== REQUIRED WORK ==
Identify all lines below that hold "kind" and collect them.
[[ DATA EXCERPTS, beginning ]]
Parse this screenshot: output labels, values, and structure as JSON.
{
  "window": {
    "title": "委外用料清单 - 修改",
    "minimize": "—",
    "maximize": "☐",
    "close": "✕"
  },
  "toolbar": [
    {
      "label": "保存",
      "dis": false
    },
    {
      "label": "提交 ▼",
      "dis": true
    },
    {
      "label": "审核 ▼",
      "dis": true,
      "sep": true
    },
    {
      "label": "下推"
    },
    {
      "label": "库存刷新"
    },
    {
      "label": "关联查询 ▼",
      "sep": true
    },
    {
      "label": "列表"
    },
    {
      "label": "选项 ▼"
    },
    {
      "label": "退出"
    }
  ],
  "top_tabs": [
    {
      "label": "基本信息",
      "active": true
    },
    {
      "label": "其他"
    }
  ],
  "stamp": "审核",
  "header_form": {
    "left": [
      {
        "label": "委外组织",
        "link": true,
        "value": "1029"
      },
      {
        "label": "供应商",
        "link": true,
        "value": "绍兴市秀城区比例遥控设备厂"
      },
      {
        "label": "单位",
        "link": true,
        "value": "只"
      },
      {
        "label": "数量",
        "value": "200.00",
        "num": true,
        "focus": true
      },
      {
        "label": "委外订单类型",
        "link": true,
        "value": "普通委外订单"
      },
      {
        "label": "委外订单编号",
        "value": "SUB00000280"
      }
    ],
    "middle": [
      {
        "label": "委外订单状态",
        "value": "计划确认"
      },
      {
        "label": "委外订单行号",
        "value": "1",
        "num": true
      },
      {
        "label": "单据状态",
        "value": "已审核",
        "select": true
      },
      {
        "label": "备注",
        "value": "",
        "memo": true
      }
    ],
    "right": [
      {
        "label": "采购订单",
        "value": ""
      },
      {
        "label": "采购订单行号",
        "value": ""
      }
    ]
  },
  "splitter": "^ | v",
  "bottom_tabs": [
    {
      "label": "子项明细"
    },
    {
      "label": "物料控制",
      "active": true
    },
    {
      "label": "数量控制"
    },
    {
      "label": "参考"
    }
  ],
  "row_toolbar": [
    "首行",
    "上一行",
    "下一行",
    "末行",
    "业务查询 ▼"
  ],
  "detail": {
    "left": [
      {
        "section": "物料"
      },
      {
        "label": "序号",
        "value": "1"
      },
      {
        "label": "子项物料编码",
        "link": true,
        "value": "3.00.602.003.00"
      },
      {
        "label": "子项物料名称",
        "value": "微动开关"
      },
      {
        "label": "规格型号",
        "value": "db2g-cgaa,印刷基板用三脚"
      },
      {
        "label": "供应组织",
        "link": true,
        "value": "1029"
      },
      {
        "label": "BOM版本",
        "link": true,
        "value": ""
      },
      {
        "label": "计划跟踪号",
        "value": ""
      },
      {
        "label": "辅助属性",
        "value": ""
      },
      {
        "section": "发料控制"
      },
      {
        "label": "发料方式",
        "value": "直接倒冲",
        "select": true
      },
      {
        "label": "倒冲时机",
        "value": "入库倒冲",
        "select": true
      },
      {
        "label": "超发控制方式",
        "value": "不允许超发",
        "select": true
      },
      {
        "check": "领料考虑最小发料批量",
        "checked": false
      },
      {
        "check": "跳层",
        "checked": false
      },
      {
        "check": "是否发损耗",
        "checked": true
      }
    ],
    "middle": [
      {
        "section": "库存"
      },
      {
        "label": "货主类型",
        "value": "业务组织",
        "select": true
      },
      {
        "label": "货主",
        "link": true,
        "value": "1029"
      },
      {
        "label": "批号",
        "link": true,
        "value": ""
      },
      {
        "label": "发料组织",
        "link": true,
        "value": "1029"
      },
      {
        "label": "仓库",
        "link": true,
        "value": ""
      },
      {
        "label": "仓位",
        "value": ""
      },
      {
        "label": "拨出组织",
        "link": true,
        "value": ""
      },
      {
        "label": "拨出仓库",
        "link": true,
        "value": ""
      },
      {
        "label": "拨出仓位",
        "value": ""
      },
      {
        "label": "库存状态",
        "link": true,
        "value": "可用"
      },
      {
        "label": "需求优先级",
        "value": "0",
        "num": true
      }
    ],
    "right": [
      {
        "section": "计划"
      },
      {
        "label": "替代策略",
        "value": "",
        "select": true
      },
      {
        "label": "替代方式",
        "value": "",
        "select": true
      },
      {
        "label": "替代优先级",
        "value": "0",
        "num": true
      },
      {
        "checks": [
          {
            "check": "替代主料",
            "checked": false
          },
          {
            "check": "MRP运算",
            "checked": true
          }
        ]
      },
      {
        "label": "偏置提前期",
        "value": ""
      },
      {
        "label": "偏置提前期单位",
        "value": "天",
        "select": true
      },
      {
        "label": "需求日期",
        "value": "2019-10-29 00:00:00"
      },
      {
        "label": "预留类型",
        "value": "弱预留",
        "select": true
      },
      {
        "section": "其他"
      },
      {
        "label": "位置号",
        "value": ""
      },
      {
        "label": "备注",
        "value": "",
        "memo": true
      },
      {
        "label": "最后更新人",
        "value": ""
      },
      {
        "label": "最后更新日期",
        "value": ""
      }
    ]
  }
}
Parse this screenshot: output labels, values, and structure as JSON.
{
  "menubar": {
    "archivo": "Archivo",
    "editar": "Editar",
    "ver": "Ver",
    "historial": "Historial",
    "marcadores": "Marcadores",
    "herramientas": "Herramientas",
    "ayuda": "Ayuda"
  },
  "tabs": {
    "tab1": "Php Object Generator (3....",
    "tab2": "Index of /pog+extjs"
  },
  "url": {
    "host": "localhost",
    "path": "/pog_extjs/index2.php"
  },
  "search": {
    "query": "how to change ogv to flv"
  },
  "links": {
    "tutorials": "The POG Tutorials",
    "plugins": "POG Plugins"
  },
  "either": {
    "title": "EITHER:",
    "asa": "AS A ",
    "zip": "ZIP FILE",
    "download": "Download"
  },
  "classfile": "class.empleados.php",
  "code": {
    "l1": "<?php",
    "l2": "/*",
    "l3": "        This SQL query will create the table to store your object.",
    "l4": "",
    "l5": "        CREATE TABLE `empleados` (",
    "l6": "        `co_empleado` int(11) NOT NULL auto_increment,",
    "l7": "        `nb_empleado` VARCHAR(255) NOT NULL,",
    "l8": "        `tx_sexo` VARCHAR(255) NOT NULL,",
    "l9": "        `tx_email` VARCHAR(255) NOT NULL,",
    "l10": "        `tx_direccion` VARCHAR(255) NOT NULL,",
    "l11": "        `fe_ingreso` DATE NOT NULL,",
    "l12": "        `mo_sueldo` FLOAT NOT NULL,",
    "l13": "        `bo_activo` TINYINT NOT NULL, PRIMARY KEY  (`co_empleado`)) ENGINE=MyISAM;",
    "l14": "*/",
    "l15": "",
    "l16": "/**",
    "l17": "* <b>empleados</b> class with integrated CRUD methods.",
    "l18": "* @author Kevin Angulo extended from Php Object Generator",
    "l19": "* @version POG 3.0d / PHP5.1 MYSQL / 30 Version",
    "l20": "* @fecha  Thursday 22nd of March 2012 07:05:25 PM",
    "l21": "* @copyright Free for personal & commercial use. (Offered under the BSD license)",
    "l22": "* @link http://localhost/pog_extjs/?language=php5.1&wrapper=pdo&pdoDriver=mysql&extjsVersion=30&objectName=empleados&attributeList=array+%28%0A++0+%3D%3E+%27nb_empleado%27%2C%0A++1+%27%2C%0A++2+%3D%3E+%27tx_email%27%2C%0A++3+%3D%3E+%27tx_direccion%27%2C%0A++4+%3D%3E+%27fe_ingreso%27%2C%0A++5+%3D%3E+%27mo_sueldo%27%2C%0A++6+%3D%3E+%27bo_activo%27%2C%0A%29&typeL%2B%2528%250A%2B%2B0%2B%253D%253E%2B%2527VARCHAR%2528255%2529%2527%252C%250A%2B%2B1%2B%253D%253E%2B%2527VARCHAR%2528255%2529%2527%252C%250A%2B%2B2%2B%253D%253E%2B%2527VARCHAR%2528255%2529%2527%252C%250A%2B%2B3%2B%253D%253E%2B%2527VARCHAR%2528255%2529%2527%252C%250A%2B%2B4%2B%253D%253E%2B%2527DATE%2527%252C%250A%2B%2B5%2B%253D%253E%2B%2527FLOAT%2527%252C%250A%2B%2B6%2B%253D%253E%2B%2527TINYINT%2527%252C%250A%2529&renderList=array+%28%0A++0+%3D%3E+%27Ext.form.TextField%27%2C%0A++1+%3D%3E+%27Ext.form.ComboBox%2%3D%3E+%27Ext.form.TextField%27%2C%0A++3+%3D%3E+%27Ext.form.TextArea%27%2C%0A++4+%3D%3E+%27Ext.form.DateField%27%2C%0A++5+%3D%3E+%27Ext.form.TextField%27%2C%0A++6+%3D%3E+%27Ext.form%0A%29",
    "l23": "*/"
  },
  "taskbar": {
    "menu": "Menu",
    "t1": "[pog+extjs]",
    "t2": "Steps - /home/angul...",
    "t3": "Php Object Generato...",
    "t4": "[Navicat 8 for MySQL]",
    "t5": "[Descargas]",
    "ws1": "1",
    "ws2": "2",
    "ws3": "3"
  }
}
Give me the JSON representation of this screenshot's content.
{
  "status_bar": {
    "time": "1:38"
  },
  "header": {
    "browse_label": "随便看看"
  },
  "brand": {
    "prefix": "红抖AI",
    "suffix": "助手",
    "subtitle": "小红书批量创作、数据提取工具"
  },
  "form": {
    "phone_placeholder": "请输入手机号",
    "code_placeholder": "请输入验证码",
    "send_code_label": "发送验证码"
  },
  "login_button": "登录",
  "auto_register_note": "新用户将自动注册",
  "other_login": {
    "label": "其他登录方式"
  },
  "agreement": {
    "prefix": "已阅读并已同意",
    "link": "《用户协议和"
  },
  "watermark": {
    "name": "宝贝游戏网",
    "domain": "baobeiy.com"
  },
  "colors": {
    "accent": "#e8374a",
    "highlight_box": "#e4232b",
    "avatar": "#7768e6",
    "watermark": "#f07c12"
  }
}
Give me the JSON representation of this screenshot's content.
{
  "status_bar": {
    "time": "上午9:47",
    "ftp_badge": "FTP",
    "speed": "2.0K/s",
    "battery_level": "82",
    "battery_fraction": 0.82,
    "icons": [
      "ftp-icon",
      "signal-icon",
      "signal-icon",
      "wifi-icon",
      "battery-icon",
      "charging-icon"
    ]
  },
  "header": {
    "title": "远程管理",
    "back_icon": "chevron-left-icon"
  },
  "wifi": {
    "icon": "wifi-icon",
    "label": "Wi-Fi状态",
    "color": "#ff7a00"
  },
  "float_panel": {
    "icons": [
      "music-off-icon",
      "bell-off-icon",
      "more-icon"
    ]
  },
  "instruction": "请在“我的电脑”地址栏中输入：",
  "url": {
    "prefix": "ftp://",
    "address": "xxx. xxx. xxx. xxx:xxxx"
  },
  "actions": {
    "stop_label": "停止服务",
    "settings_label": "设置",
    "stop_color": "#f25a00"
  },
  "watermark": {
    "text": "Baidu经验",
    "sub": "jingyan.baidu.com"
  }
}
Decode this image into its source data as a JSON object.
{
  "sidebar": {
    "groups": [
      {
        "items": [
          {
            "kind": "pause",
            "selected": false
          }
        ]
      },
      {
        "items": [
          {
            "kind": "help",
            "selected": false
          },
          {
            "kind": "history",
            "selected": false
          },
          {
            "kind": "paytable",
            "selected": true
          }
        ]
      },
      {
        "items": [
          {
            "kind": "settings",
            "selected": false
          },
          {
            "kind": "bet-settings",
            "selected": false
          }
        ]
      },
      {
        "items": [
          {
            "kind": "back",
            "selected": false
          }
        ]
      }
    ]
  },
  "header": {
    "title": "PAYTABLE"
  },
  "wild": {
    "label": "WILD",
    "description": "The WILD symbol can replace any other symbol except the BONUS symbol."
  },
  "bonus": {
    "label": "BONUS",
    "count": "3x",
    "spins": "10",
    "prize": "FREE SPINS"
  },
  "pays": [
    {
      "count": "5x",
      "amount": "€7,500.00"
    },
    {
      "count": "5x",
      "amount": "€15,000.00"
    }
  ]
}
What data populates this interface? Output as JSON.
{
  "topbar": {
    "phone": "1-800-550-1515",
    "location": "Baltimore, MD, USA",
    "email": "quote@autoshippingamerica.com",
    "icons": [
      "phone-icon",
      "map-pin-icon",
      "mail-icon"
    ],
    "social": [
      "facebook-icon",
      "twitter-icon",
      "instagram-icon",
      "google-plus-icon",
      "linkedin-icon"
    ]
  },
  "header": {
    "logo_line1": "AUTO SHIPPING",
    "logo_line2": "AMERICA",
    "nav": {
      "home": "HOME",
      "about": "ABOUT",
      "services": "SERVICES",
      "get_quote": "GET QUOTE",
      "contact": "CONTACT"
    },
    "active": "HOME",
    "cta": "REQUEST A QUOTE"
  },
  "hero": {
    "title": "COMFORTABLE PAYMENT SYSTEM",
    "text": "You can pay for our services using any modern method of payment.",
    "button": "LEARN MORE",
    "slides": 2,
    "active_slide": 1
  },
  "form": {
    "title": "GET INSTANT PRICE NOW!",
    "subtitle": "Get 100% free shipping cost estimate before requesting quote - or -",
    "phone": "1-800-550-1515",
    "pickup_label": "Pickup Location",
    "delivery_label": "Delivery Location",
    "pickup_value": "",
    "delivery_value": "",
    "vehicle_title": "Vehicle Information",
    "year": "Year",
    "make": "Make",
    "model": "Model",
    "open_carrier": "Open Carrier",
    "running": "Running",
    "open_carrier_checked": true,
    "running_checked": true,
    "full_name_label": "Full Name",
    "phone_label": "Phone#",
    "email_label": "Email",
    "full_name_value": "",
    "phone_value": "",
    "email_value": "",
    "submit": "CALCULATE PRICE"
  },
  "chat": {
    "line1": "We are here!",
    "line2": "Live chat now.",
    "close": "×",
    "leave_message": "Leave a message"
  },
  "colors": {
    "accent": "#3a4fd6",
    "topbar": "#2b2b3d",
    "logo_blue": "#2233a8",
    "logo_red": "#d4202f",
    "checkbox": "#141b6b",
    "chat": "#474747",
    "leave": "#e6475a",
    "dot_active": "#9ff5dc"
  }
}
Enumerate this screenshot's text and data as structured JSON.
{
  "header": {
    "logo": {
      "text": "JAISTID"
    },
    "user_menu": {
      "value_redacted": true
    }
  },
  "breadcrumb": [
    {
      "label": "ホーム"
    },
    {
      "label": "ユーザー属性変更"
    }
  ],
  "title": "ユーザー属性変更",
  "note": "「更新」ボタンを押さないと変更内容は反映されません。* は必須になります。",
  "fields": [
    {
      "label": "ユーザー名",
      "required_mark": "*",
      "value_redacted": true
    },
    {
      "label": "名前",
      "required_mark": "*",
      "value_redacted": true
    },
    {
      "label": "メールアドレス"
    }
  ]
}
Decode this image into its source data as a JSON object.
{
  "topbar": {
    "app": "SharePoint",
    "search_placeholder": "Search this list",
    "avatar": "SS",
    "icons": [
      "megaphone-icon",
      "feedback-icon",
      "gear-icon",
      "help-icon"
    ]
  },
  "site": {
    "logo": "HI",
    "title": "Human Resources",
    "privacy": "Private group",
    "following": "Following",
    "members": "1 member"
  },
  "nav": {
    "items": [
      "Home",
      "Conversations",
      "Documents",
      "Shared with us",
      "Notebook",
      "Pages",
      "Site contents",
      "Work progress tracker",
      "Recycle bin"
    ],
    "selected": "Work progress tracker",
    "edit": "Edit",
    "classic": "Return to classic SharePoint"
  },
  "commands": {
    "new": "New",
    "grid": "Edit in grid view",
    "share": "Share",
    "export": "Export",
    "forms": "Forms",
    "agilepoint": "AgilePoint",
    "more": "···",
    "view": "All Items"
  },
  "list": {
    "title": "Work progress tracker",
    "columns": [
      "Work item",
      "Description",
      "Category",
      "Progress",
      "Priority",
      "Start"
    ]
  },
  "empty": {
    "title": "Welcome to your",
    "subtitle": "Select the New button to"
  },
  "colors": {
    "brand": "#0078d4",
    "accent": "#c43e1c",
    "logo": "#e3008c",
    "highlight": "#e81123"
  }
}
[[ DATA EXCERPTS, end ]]
== RESPONSE ==
            "kind": "pause",
            "kind": "help",
            "kind": "history",
            "kind": "paytable",
            "kind": "settings",
            "kind": "bet-settings",
            "kind": "back",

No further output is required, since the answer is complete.